The God that Failed is the best known set of personal accounts (and the best known of these is that by Arthur Koestler). However, as a series of essays it doesn't provide the satisfaction of seeing the parabola of attraction and disillusionment in the context of the whole life. There are a few more obscure memoirs, which do this quite triumphantly. I would recommend:
The Undefeated by George Paloczi-Horvath: excellently written and something of a combined intellectual-action adventure story by a literate and aristocratic Hungarian.
Rise and Fall by Milovan Djilas: fascinating account by a swashbuckling, Montenegran soldier-intellectual who went from ultimate insider to ostracised outsider in Tito's Yugoslavia.
Children of the Revolution by Wolfgang Leonhard: another inside to outside account, Leonhard spending a good part of his childhood in exile under Stalin's terror (gripping), then being one of the Communist ruling elite inserted by the Soviet Union into post-war East Germany before defecting in 1949.
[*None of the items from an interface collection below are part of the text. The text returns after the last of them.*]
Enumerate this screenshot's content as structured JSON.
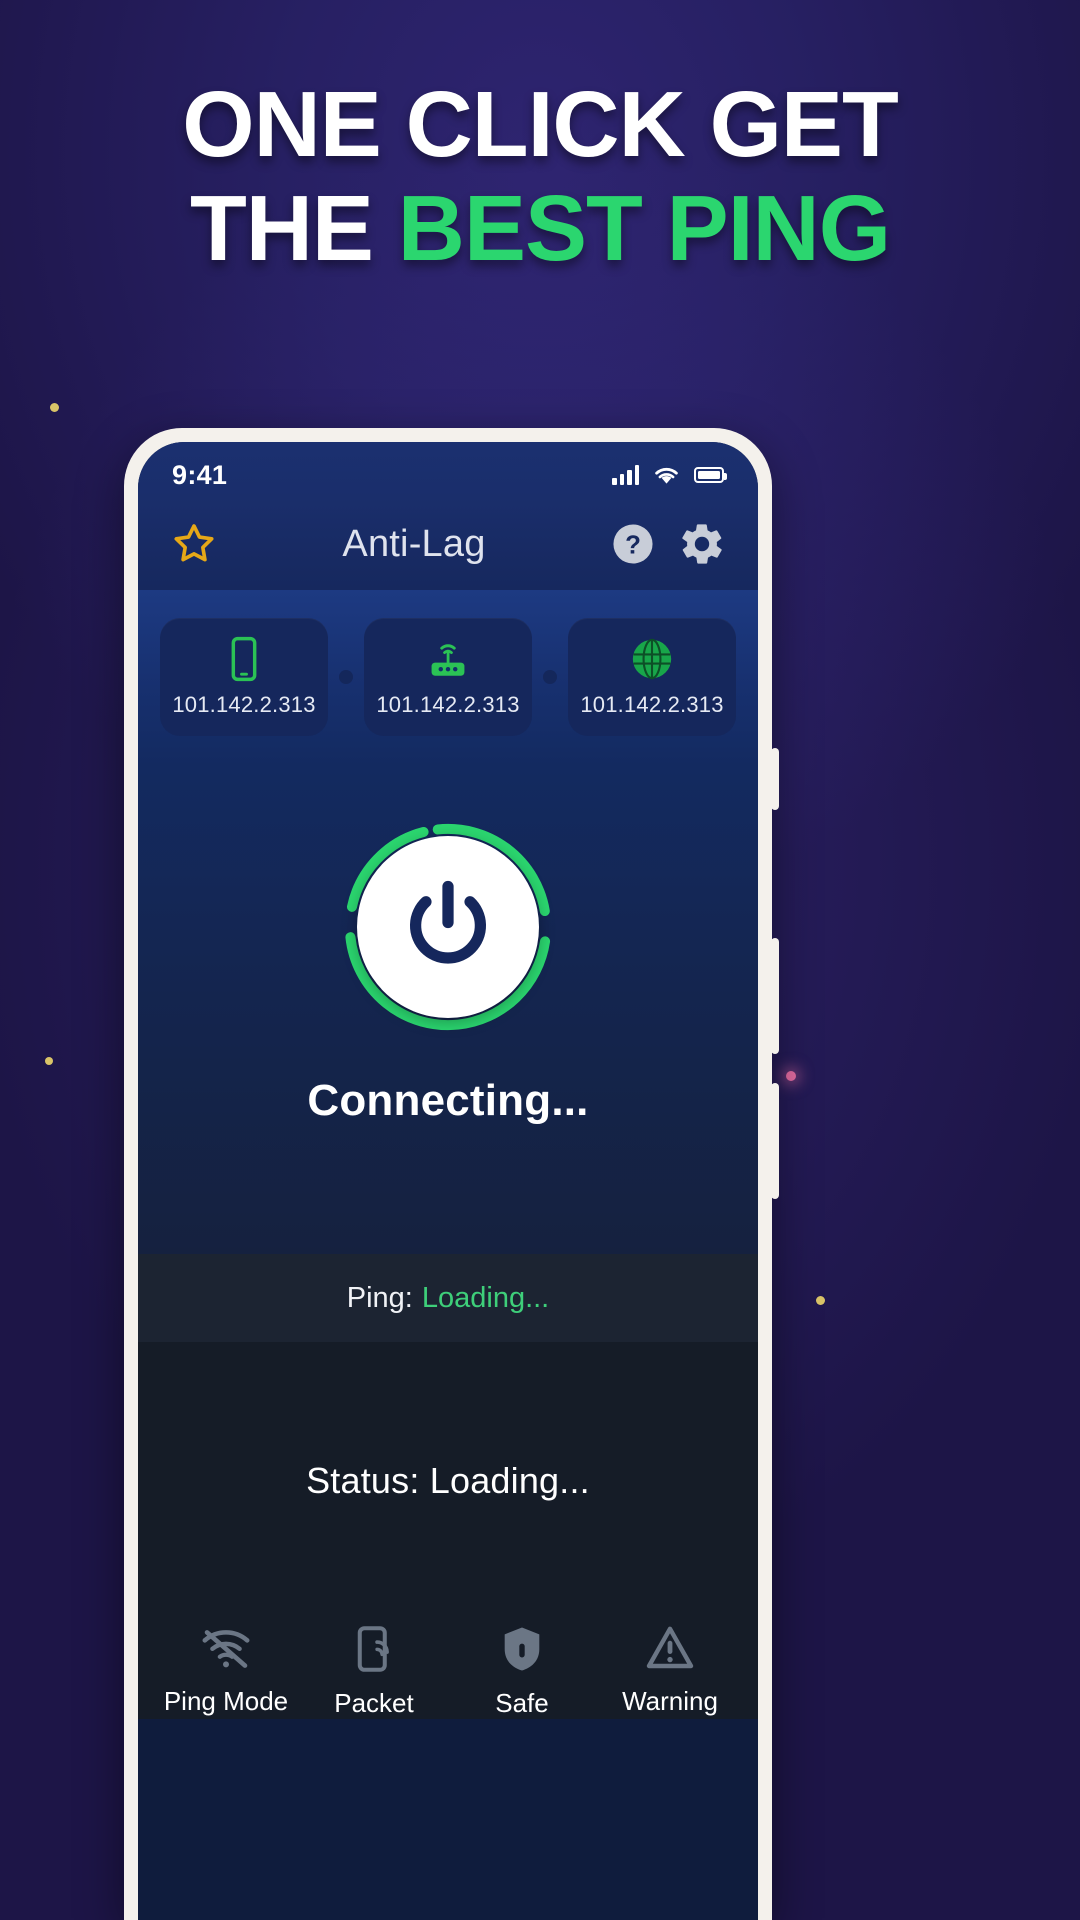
{
  "promo": {
    "line1": "ONE CLICK GET",
    "line2_white": "THE ",
    "line2_green": "BEST PING",
    "colors": {
      "white": "#ffffff",
      "green": "#2bd66f",
      "bg_purple": "#241d5c"
    }
  },
  "phone": {
    "statusbar": {
      "time": "9:41",
      "icons": [
        "signal-icon",
        "wifi-icon",
        "battery-icon"
      ]
    },
    "appbar": {
      "title": "Anti-Lag",
      "star_icon": "star-icon",
      "help_icon": "help-icon",
      "settings_icon": "gear-icon"
    },
    "chips": [
      {
        "icon": "mobile-phone-icon",
        "ip": "101.142.2.313"
      },
      {
        "icon": "router-icon",
        "ip": "101.142.2.313"
      },
      {
        "icon": "globe-icon",
        "ip": "101.142.2.313"
      }
    ],
    "power": {
      "icon": "power-icon",
      "ring_color": "#2bd66f",
      "core_color": "#ffffff",
      "glyph_color": "#15275c",
      "state_label": "Connecting..."
    },
    "ping": {
      "label": "Ping:",
      "value": "Loading...",
      "value_color": "#3ecf7a"
    },
    "status": {
      "text": "Status: Loading..."
    },
    "bottom_nav": [
      {
        "icon": "wifi-off-icon",
        "label": "Ping Mode"
      },
      {
        "icon": "packet-icon",
        "label": "Packet"
      },
      {
        "icon": "shield-icon",
        "label": "Safe"
      },
      {
        "icon": "warning-icon",
        "label": "Warning"
      }
    ]
  }
}
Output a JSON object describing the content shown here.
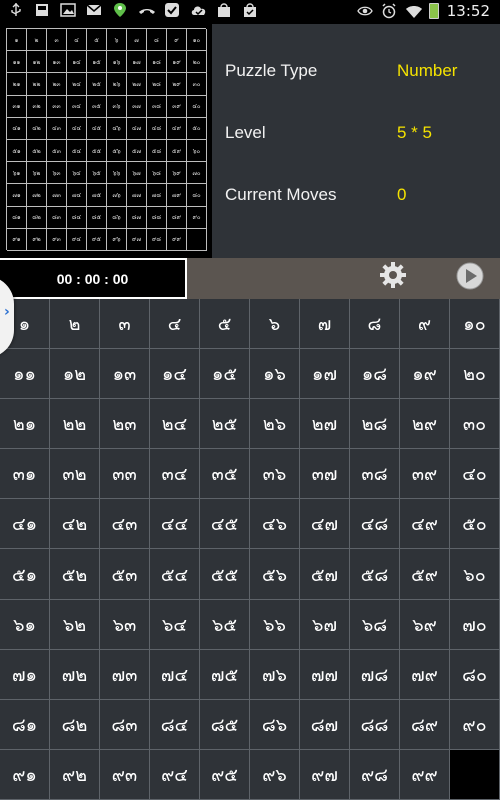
{
  "status_bar": {
    "time": "13:52",
    "left_icons": [
      "usb-icon",
      "sd-card-icon",
      "image-icon",
      "gmail-icon",
      "maps-pin-icon",
      "phone-missed-icon",
      "check-icon",
      "cloud-done-icon",
      "shopping-bag-icon",
      "shopping-bag-check-icon"
    ],
    "right_icons": [
      "eye-icon",
      "alarm-icon",
      "wifi-icon",
      "battery-icon"
    ]
  },
  "info": {
    "puzzle_type_label": "Puzzle Type",
    "puzzle_type_value": "Number",
    "level_label": "Level",
    "level_value": "5 * 5",
    "moves_label": "Current Moves",
    "moves_value": "0"
  },
  "timer": "00 : 00 : 00",
  "colors": {
    "panel": "#2f3338",
    "accent_yellow": "#f5e300",
    "controls_bar": "#5b5550"
  },
  "board": {
    "rows": 10,
    "cols": 10,
    "tiles": [
      "๑",
      "๒",
      "๓",
      "๔",
      "๕",
      "๖",
      "๗",
      "๘",
      "๙",
      "๑๐",
      "๑๑",
      "๑๒",
      "๑๓",
      "๑๔",
      "๑๕",
      "๑๖",
      "๑๗",
      "๑๘",
      "๑๙",
      "๒๐",
      "๒๑",
      "๒๒",
      "๒๓",
      "๒๔",
      "๒๕",
      "๒๖",
      "๒๗",
      "๒๘",
      "๒๙",
      "๓๐",
      "๓๑",
      "๓๒",
      "๓๓",
      "๓๔",
      "๓๕",
      "๓๖",
      "๓๗",
      "๓๘",
      "๓๙",
      "๔๐",
      "๔๑",
      "๔๒",
      "๔๓",
      "๔๔",
      "๔๕",
      "๔๖",
      "๔๗",
      "๔๘",
      "๔๙",
      "๕๐",
      "๕๑",
      "๕๒",
      "๕๓",
      "๕๔",
      "๕๕",
      "๕๖",
      "๕๗",
      "๕๘",
      "๕๙",
      "๖๐",
      "๖๑",
      "๖๒",
      "๖๓",
      "๖๔",
      "๖๕",
      "๖๖",
      "๖๗",
      "๖๘",
      "๖๙",
      "๗๐",
      "๗๑",
      "๗๒",
      "๗๓",
      "๗๔",
      "๗๕",
      "๗๖",
      "๗๗",
      "๗๘",
      "๗๙",
      "๘๐",
      "๘๑",
      "๘๒",
      "๘๓",
      "๘๔",
      "๘๕",
      "๘๖",
      "๘๗",
      "๘๘",
      "๘๙",
      "๙๐",
      "๙๑",
      "๙๒",
      "๙๓",
      "๙๔",
      "๙๕",
      "๙๖",
      "๙๗",
      "๙๘",
      "๙๙",
      ""
    ]
  }
}
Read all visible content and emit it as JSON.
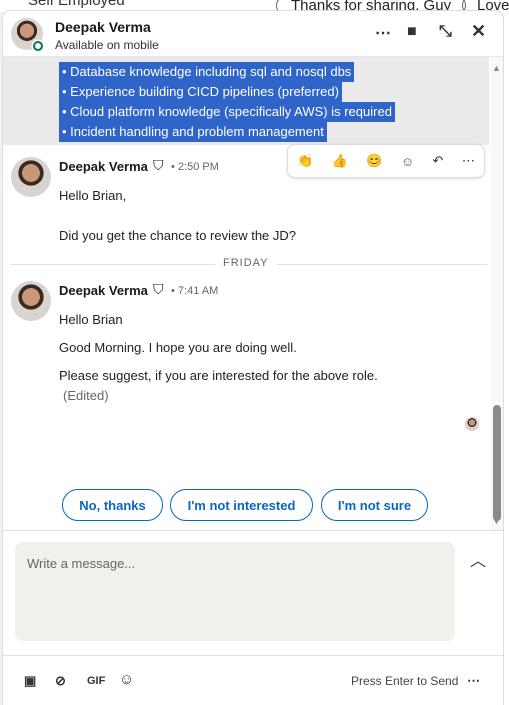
{
  "background": {
    "left_text": "Self Employed",
    "pill1": "Thanks for sharing, Guy",
    "pill2": "Love"
  },
  "header": {
    "name": "Deepak Verma",
    "status": "Available on mobile"
  },
  "selected_lines": [
    "• Database knowledge including sql and nosql dbs",
    "• Experience building CICD pipelines (preferred)",
    "• Cloud platform knowledge (specifically AWS) is required",
    "• Incident handling and problem management"
  ],
  "messages": [
    {
      "name": "Deepak Verma",
      "time": "• 2:50 PM",
      "lines": [
        "Hello Brian,",
        "Did you get the chance to review the JD?"
      ]
    },
    {
      "name": "Deepak Verma",
      "time": "• 7:41 AM",
      "lines": [
        "Hello Brian",
        "Good Morning. I hope you are doing well.",
        "Please suggest, if you are interested for the above role."
      ],
      "edited": "(Edited)"
    }
  ],
  "day_divider": "FRIDAY",
  "suggestions": [
    "No, thanks",
    "I'm not interested",
    "I'm not sure"
  ],
  "compose": {
    "placeholder": "Write a message..."
  },
  "footer": {
    "gif": "GIF",
    "send_hint": "Press Enter to Send"
  }
}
* We lived in Aberystwyth for a while when I was a child, in a damp - actually wet - farm cottage in the middle of Borth bog. My fondest memory is playing on the huge sand dunes of Ynyslas, not something which recommended itself to Rees, I suspect. A less attractive one is of my toddler brother falling off the garden wall and landing upside down in a disused toilet full of stinging nettles; apparently I ran inside shouting 'what to do? what to do?'.